Muscle strains are the nemesis of running athletes such as footballers, soccer players and track and field athletes. Despite advancements in sports medicine, muscle strains continue to occur and frequently reoccur during the same season which can have a profound effect on the fitness and form of the injured player.

Common muscle groups involved include the hamstrings, calves and quadriceps.

But why do they re-occur?

Here are some of factors that may influence the muscle susceptibility to re-injury:

Inadequate rehab following initial injury.

It makes sense that if you try to return to sport before you are ready, then you are a strong chance to re-injure. Rehab is designed to restore your pre-injury function and even improve it. Stretching and passive modalities such as massage and Dry needling can help reduce pain and stiffness temporarily, but it does nothing to address the structural performance of the muscle, therefore it won’t reduce the risk of re-injury.

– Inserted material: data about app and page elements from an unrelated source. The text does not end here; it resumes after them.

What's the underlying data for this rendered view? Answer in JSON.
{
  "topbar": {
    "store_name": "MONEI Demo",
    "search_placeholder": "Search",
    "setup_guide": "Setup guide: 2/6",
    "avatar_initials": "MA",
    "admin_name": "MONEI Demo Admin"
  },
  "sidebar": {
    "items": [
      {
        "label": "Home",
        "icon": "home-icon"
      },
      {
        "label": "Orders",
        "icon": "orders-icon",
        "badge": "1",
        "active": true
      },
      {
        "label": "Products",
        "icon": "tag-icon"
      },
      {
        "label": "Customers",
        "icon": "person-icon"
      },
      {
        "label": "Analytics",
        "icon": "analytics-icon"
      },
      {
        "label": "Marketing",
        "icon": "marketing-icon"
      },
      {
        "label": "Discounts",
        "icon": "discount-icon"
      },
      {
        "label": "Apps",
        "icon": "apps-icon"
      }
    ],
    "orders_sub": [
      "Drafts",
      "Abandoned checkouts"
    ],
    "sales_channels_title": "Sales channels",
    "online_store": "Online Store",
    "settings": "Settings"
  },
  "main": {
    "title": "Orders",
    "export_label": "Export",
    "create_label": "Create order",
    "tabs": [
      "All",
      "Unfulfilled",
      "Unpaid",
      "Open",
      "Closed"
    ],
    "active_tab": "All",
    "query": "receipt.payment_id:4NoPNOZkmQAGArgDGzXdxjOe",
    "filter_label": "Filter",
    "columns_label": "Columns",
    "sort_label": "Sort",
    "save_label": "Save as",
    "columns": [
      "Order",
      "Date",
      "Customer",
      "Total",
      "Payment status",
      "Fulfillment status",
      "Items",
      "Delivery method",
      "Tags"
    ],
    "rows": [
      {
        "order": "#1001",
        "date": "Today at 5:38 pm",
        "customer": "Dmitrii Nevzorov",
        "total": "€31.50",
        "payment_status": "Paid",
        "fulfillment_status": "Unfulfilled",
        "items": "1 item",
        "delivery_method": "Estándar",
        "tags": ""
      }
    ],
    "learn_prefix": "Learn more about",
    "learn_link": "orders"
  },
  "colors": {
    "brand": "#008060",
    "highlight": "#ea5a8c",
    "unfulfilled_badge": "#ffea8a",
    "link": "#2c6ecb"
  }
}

Some of the key criteria that rehab addresses include:
  • Restoring Strength – particularly eccentric muscle strength
  • Restoring Power – which is the ability of the muscle to contract quickly (pretty important if your running). This is often neglected but is very important, as it has been shown that power deficits persist even after strength has been fully restored.
  • Restoring running capacity – injured muscles have a greater propensity to fatigue with repeated running efforts compared to previously uninjured muscles.

Poor Eccentric Strength:

Eccentric strength training, which is the ability of a muscle to contact while it is lengthening, is an important component to injury rehab and prevention for 2 reasons.

  1. Most muscle injuries involve a high eccentric force. Eg: the hamstrings slowing the leg down in the terminal swing phase of running. Therefore, being able to tolerate high eccentric loads is a good thing.
  2. Eccentric exercise increases muscle fascicle length. Long muscle fascicles are associated with a reduced risk on injury

Central Tendon Injury:

The advent of MRI has allowed for more insight regarding muscle injury and severity. In particular, whether or not the muscle strain involves the central tendon within the muscle.

Most muscles, including the biceps femoris in the hamstrings, rectus femoris in the quadriceps and soleus in the calves have a ‘central tendon’ that runs along the length of the muscle (figure 1.)

When the injury involves the just the muscle fibres, the recovery tends to be a lot faster (usually 3-6 weeks). If the injury involves the central tendon, it becomes a different clinical entity. It’s essentially a ‘tendon-injury disguised as a muscle-injury” and takes a lot longer to heal (up to 12 weeks).

Muscle Healing Time-frames:

Just because you can be back playing sport within a couple of months following a muscle injury, it does mean that the muscle is fully healed. A study by Bayer et al. (2018) looked at MRI’s of injured muscles at 3 and 6 months post-injury. They found that the muscle was still far from fully healed 6 months after injury, even though most players were back playing at 2 months. They also found that 3 months after injury, the affected muscle had a reduced in size by about 10%, and this had not changed 6 months after injury.

It goes to show that just because you have returned to sport, it doesn’t mean that the rehab is done. it really does take months for the muscle to return to normal.


Unfortunately, there is a link between getting older and risk of muscle injury. I’m over 30 years old myself so I’m not going to harp on it! The key message is, if you are getting on in your sporting career and you’ve had a history of muscle injuries, it would be in you best interests to improve things like your eccentric muscle strength to reduce your risk of an early retirement.


Thanks for reading, if you have any questions or would like any further information please get in contact with us.


Todd Bird

Peak Sports Physiotherapy Wangaratta and Benalla




Bayer et al. (2018). Role of tissue perfusion, muscle strength recovery, and pain in rehabilitation after acute muscle strain injury: A randomized controlled trial comparing early and delayed rehabilitation. Scandinavian Journal of Medical and Science in Sport, 28. 2579-2591

Prakash et al (2018). Connective tissue injury of calf muscle tears and return to play: MRI correlation. British Journal of Sports Medicine, 52, 929-933

Comin et al. (2013). Return to competitive play after hamstring injuries involving disruption of the central tendon. The American Journal of Sports Medicine. 41(1), 111-115.

Lord et al. (2019). Greater loss of horizontal force after a repeated-sprint test in footballers with a previous hamstring injury. Journal of Science and Medicine in Sport. 22, 16-21

Green, B., Pizzari, T. (2018). Calf muscle strains in sport: a systematic review of risk factors for injury. British Journal of Sports Medicine, 51, 1189-1194.